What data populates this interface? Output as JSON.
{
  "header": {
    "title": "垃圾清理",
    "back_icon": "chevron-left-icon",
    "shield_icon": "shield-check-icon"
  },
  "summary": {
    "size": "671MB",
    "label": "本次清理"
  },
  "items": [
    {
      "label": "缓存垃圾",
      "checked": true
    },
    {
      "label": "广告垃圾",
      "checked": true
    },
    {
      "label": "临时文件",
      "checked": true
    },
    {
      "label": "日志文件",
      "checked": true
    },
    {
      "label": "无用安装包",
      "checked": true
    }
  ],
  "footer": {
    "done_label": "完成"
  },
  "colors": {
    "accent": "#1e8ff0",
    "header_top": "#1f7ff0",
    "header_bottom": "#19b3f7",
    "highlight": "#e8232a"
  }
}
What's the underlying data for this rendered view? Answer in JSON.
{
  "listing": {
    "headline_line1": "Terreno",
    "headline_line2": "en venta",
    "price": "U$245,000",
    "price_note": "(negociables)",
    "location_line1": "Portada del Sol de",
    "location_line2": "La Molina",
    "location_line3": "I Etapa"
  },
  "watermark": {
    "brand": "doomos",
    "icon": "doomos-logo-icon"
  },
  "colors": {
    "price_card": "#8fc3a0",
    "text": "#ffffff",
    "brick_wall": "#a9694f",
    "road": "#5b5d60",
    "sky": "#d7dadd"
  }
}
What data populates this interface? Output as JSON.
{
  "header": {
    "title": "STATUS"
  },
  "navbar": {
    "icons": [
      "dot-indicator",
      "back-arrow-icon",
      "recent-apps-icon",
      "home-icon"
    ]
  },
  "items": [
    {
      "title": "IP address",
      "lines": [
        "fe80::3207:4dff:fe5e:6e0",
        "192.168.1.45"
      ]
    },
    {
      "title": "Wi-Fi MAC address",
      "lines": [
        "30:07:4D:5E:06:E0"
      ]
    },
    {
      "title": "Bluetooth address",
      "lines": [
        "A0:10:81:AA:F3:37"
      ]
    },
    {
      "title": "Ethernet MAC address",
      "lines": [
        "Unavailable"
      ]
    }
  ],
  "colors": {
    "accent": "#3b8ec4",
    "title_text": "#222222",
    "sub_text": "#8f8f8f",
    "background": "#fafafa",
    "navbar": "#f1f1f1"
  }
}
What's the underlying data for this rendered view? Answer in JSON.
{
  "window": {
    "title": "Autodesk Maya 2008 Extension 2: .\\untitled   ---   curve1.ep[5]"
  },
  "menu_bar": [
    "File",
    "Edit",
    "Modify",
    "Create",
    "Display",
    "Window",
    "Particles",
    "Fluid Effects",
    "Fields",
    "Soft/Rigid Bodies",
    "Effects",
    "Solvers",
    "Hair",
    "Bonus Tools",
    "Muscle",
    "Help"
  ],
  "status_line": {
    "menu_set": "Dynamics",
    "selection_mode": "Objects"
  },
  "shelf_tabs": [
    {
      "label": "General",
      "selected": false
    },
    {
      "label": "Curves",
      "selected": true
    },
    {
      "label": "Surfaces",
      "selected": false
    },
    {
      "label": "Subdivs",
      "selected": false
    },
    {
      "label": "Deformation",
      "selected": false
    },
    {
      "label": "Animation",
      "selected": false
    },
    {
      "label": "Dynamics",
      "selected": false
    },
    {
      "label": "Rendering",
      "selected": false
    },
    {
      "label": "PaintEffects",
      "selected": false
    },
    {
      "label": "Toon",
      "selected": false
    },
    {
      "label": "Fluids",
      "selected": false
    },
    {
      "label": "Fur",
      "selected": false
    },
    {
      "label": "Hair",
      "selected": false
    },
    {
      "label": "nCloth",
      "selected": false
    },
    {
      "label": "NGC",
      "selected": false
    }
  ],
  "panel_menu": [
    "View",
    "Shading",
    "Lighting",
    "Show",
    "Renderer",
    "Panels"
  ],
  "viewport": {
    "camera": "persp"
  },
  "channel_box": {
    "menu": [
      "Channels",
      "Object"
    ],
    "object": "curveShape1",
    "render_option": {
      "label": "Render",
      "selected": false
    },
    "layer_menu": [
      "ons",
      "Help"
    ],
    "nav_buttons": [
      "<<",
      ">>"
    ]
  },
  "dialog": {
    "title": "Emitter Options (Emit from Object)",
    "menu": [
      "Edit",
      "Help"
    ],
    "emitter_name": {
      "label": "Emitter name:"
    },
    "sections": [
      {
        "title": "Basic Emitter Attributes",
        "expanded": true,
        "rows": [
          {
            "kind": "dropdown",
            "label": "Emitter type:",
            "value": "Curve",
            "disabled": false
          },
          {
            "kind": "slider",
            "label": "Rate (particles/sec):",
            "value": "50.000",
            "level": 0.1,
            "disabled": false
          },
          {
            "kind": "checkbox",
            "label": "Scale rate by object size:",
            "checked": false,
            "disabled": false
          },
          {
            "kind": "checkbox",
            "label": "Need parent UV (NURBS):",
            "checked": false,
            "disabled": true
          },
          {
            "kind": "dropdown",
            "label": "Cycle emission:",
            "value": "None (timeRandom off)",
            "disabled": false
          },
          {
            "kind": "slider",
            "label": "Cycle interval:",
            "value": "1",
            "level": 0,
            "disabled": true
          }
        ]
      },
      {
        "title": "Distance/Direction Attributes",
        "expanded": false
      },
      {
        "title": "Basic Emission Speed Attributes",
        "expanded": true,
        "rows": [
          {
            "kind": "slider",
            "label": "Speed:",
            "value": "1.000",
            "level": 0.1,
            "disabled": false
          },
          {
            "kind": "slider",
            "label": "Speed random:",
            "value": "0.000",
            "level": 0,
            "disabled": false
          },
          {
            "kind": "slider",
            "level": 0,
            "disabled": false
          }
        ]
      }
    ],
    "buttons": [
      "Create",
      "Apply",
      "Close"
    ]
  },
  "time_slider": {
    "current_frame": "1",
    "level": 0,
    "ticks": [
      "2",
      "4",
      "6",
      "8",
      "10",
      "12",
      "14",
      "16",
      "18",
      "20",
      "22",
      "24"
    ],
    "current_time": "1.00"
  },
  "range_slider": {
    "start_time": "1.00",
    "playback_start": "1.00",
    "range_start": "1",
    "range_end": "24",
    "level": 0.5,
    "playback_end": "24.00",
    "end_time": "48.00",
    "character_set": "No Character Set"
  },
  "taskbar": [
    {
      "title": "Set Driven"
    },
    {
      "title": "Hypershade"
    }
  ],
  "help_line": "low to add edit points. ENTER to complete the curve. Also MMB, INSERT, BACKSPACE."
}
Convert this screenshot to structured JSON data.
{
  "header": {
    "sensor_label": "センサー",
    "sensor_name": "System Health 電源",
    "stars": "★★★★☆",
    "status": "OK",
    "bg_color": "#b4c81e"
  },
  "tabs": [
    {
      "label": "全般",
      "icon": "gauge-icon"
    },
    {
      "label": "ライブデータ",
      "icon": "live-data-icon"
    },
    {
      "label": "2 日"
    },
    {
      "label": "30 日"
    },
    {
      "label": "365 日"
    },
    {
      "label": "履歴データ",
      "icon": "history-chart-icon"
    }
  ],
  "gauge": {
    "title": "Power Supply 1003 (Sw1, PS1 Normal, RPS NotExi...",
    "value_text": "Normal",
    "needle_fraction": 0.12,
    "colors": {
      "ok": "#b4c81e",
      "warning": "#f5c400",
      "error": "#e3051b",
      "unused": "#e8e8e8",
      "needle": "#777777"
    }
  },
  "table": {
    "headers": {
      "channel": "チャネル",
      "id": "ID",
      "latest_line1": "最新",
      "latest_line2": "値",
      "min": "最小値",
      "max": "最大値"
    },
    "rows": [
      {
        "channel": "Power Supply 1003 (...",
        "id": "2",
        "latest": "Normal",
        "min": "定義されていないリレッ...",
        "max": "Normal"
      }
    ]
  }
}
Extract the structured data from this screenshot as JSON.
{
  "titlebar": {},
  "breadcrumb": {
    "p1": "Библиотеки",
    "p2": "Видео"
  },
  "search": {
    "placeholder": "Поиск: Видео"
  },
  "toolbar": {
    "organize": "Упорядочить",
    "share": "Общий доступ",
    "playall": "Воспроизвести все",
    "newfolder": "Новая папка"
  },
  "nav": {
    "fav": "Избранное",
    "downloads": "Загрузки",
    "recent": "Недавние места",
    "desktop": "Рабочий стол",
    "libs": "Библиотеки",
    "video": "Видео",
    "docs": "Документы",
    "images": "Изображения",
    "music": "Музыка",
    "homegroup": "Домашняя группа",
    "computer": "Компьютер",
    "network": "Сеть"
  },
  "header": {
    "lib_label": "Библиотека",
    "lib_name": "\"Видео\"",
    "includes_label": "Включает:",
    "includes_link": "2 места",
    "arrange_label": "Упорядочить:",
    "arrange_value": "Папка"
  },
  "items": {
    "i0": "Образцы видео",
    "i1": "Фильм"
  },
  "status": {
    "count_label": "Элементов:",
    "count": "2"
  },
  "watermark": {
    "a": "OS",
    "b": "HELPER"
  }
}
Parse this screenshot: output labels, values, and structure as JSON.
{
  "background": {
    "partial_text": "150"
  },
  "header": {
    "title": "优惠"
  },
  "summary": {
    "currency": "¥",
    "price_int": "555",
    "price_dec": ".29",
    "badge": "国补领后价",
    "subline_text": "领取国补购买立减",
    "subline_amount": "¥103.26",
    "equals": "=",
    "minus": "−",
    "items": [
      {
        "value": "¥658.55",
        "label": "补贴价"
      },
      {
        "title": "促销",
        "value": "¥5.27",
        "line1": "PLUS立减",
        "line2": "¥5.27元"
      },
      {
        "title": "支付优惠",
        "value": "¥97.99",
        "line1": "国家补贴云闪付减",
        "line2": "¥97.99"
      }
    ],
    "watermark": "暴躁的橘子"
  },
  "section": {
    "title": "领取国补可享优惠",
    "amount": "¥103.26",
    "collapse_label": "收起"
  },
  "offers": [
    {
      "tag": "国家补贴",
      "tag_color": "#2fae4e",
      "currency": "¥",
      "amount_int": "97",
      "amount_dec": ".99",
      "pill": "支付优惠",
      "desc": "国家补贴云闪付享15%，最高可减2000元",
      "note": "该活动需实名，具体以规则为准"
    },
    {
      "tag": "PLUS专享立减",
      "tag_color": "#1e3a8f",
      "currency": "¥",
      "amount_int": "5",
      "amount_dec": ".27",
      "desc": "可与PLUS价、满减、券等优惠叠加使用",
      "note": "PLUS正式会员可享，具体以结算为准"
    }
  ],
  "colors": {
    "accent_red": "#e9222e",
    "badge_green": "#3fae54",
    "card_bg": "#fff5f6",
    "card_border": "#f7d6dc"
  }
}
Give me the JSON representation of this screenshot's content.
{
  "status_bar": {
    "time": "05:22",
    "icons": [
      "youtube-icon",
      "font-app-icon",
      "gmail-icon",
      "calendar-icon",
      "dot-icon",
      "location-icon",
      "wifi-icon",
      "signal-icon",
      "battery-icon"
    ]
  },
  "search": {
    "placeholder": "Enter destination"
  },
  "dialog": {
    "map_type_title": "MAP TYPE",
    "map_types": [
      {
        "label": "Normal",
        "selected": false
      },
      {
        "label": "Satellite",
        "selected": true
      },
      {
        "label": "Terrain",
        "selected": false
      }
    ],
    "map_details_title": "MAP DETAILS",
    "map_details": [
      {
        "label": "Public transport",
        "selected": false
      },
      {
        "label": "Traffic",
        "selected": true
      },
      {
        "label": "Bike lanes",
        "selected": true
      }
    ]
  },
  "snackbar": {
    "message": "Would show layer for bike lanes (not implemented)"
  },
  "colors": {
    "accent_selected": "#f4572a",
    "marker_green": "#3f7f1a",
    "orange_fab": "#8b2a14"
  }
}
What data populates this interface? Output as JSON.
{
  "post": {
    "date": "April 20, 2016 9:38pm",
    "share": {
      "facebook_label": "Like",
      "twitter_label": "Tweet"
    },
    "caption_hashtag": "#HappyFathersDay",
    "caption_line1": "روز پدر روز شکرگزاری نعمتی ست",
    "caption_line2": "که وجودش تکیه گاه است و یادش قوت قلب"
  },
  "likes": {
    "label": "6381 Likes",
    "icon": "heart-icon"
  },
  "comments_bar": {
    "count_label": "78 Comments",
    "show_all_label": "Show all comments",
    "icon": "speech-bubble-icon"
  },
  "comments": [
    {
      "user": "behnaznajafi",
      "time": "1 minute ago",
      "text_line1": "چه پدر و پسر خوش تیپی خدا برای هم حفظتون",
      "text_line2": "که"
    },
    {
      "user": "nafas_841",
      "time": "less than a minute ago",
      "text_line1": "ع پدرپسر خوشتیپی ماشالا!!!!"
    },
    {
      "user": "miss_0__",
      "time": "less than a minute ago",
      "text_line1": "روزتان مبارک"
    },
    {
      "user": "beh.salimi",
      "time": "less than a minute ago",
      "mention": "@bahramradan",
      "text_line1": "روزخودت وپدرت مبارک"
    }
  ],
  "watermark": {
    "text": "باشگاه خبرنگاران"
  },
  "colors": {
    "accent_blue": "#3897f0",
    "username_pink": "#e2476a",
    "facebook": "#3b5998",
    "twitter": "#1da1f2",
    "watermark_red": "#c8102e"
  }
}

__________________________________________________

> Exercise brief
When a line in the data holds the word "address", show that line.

> Final answer
      "title": "IP address",
      "title": "Wi-Fi MAC address",
      "title": "Bluetooth address",
      "title": "Ethernet MAC address",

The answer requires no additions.